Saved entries
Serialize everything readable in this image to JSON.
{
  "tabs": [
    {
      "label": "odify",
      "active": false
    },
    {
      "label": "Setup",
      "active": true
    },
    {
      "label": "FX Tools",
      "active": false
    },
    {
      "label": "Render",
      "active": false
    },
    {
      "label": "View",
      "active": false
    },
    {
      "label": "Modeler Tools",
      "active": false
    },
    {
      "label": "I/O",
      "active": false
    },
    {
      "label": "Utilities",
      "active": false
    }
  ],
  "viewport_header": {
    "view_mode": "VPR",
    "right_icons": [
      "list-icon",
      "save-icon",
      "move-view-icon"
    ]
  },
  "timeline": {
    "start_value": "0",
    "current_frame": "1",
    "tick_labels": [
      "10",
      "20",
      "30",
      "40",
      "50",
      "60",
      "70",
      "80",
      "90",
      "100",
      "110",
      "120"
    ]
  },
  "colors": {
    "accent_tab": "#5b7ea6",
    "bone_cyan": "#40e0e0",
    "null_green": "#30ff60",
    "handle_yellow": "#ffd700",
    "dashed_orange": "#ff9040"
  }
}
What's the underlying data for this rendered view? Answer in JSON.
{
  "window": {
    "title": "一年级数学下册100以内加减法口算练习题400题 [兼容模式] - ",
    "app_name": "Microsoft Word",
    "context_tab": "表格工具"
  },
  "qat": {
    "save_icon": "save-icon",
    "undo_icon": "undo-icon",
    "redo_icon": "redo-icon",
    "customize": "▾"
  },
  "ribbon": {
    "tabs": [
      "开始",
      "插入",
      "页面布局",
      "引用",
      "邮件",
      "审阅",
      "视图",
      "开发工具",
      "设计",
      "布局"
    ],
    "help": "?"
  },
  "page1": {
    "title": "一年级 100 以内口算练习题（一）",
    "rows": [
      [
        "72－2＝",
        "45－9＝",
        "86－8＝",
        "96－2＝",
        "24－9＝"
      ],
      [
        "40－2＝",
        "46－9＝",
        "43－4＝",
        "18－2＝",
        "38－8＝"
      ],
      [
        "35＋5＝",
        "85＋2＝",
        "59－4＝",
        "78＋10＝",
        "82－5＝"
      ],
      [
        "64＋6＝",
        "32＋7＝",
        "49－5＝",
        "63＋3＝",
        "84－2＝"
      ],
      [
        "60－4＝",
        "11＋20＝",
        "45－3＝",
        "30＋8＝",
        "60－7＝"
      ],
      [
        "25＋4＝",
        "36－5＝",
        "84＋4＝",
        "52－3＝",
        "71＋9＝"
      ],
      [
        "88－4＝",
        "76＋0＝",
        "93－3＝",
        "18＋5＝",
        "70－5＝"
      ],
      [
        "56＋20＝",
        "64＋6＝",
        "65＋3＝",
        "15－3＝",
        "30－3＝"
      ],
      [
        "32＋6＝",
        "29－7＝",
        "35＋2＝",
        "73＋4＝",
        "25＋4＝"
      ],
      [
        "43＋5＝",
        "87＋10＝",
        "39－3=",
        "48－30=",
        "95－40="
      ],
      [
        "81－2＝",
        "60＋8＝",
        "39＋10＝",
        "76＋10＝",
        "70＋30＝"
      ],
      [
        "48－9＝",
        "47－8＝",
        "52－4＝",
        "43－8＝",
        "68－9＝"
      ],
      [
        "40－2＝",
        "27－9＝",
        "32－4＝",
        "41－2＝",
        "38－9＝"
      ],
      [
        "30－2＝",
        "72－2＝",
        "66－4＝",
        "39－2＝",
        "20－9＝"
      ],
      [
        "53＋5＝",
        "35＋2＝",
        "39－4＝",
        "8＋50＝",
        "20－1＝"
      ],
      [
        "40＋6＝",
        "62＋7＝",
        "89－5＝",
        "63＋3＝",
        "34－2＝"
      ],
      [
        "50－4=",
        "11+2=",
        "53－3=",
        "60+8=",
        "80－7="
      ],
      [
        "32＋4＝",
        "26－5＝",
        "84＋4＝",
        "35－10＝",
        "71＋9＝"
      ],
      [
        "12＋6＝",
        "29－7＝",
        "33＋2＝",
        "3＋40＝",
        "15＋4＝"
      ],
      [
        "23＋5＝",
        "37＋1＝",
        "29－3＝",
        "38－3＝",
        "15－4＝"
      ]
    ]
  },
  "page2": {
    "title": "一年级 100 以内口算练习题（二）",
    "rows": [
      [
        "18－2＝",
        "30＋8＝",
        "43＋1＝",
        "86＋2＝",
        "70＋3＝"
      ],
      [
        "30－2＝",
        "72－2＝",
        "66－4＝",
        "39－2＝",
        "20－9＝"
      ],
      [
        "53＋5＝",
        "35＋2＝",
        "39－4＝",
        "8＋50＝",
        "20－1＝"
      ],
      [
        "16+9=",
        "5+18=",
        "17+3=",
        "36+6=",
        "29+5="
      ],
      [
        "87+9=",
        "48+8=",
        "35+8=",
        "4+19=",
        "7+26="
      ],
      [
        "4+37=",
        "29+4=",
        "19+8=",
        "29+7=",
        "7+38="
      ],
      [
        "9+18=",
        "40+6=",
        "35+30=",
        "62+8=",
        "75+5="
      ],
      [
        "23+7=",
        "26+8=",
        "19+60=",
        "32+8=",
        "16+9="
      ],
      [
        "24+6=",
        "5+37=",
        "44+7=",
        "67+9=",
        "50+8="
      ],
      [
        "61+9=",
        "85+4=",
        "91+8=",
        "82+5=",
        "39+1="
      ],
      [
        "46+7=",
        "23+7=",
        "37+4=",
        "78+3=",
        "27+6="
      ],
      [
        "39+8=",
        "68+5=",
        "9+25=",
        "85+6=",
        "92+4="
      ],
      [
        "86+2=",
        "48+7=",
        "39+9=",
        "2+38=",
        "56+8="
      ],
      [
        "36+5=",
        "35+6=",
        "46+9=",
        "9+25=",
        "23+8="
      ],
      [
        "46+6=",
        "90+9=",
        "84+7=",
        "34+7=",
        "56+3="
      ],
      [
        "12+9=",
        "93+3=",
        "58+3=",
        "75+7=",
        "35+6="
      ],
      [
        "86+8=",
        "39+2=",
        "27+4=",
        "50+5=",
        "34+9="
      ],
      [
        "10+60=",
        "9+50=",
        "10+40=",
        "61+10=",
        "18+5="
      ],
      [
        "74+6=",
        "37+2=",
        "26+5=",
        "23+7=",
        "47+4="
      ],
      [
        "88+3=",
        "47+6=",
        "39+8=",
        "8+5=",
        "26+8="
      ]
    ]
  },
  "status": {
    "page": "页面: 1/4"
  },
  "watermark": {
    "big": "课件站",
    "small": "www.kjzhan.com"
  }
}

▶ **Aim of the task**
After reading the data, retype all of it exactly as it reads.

▶ **Exercise answer**
Serialize everything readable in this image to JSON.
{
  "tabs": [
    {
      "label": "odify",
      "active": false
    },
    {
      "label": "Setup",
      "active": true
    },
    {
      "label": "FX Tools",
      "active": false
    },
    {
      "label": "Render",
      "active": false
    },
    {
      "label": "View",
      "active": false
    },
    {
      "label": "Modeler Tools",
      "active": false
    },
    {
      "label": "I/O",
      "active": false
    },
    {
      "label": "Utilities",
      "active": false
    }
  ],
  "viewport_header": {
    "view_mode": "VPR",
    "right_icons": [
      "list-icon",
      "save-icon",
      "move-view-icon"
    ]
  },
  "timeline": {
    "start_value": "0",
    "current_frame": "1",
    "tick_labels": [
      "10",
      "20",
      "30",
      "40",
      "50",
      "60",
      "70",
      "80",
      "90",
      "100",
      "110",
      "120"
    ]
  },
  "colors": {
    "accent_tab": "#5b7ea6",
    "bone_cyan": "#40e0e0",
    "null_green": "#30ff60",
    "handle_yellow": "#ffd700",
    "dashed_orange": "#ff9040"
  }
}
What's the underlying data for this rendered view? Answer in JSON.
{
  "window": {
    "title": "一年级数学下册100以内加减法口算练习题400题 [兼容模式] - ",
    "app_name": "Microsoft Word",
    "context_tab": "表格工具"
  },
  "qat": {
    "save_icon": "save-icon",
    "undo_icon": "undo-icon",
    "redo_icon": "redo-icon",
    "customize": "▾"
  },
  "ribbon": {
    "tabs": [
      "开始",
      "插入",
      "页面布局",
      "引用",
      "邮件",
      "审阅",
      "视图",
      "开发工具",
      "设计",
      "布局"
    ],
    "help": "?"
  },
  "page1": {
    "title": "一年级 100 以内口算练习题（一）",
    "rows": [
      [
        "72－2＝",
        "45－9＝",
        "86－8＝",
        "96－2＝",
        "24－9＝"
      ],
      [
        "40－2＝",
        "46－9＝",
        "43－4＝",
        "18－2＝",
        "38－8＝"
      ],
      [
        "35＋5＝",
        "85＋2＝",
        "59－4＝",
        "78＋10＝",
        "82－5＝"
      ],
      [
        "64＋6＝",
        "32＋7＝",
        "49－5＝",
        "63＋3＝",
        "84－2＝"
      ],
      [
        "60－4＝",
        "11＋20＝",
        "45－3＝",
        "30＋8＝",
        "60－7＝"
      ],
      [
        "25＋4＝",
        "36－5＝",
        "84＋4＝",
        "52－3＝",
        "71＋9＝"
      ],
      [
        "88－4＝",
        "76＋0＝",
        "93－3＝",
        "18＋5＝",
        "70－5＝"
      ],
      [
        "56＋20＝",
        "64＋6＝",
        "65＋3＝",
        "15－3＝",
        "30－3＝"
      ],
      [
        "32＋6＝",
        "29－7＝",
        "35＋2＝",
        "73＋4＝",
        "25＋4＝"
      ],
      [
        "43＋5＝",
        "87＋10＝",
        "39－3=",
        "48－30=",
        "95－40="
      ],
      [
        "81－2＝",
        "60＋8＝",
        "39＋10＝",
        "76＋10＝",
        "70＋30＝"
      ],
      [
        "48－9＝",
        "47－8＝",
        "52－4＝",
        "43－8＝",
        "68－9＝"
      ],
      [
        "40－2＝",
        "27－9＝",
        "32－4＝",
        "41－2＝",
        "38－9＝"
      ],
      [
        "30－2＝",
        "72－2＝",
        "66－4＝",
        "39－2＝",
        "20－9＝"
      ],
      [
        "53＋5＝",
        "35＋2＝",
        "39－4＝",
        "8＋50＝",
        "20－1＝"
      ],
      [
        "40＋6＝",
        "62＋7＝",
        "89－5＝",
        "63＋3＝",
        "34－2＝"
      ],
      [
        "50－4=",
        "11+2=",
        "53－3=",
        "60+8=",
        "80－7="
      ],
      [
        "32＋4＝",
        "26－5＝",
        "84＋4＝",
        "35－10＝",
        "71＋9＝"
      ],
      [
        "12＋6＝",
        "29－7＝",
        "33＋2＝",
        "3＋40＝",
        "15＋4＝"
      ],
      [
        "23＋5＝",
        "37＋1＝",
        "29－3＝",
        "38－3＝",
        "15－4＝"
      ]
    ]
  },
  "page2": {
    "title": "一年级 100 以内口算练习题（二）",
    "rows": [
      [
        "18－2＝",
        "30＋8＝",
        "43＋1＝",
        "86＋2＝",
        "70＋3＝"
      ],
      [
        "30－2＝",
        "72－2＝",
        "66－4＝",
        "39－2＝",
        "20－9＝"
      ],
      [
        "53＋5＝",
        "35＋2＝",
        "39－4＝",
        "8＋50＝",
        "20－1＝"
      ],
      [
        "16+9=",
        "5+18=",
        "17+3=",
        "36+6=",
        "29+5="
      ],
      [
        "87+9=",
        "48+8=",
        "35+8=",
        "4+19=",
        "7+26="
      ],
      [
        "4+37=",
        "29+4=",
        "19+8=",
        "29+7=",
        "7+38="
      ],
      [
        "9+18=",
        "40+6=",
        "35+30=",
        "62+8=",
        "75+5="
      ],
      [
        "23+7=",
        "26+8=",
        "19+60=",
        "32+8=",
        "16+9="
      ],
      [
        "24+6=",
        "5+37=",
        "44+7=",
        "67+9=",
        "50+8="
      ],
      [
        "61+9=",
        "85+4=",
        "91+8=",
        "82+5=",
        "39+1="
      ],
      [
        "46+7=",
        "23+7=",
        "37+4=",
        "78+3=",
        "27+6="
      ],
      [
        "39+8=",
        "68+5=",
        "9+25=",
        "85+6=",
        "92+4="
      ],
      [
        "86+2=",
        "48+7=",
        "39+9=",
        "2+38=",
        "56+8="
      ],
      [
        "36+5=",
        "35+6=",
        "46+9=",
        "9+25=",
        "23+8="
      ],
      [
        "46+6=",
        "90+9=",
        "84+7=",
        "34+7=",
        "56+3="
      ],
      [
        "12+9=",
        "93+3=",
        "58+3=",
        "75+7=",
        "35+6="
      ],
      [
        "86+8=",
        "39+2=",
        "27+4=",
        "50+5=",
        "34+9="
      ],
      [
        "10+60=",
        "9+50=",
        "10+40=",
        "61+10=",
        "18+5="
      ],
      [
        "74+6=",
        "37+2=",
        "26+5=",
        "23+7=",
        "47+4="
      ],
      [
        "88+3=",
        "47+6=",
        "39+8=",
        "8+5=",
        "26+8="
      ]
    ]
  },
  "status": {
    "page": "页面: 1/4"
  },
  "watermark": {
    "big": "课件站",
    "small": "www.kjzhan.com"
  }
}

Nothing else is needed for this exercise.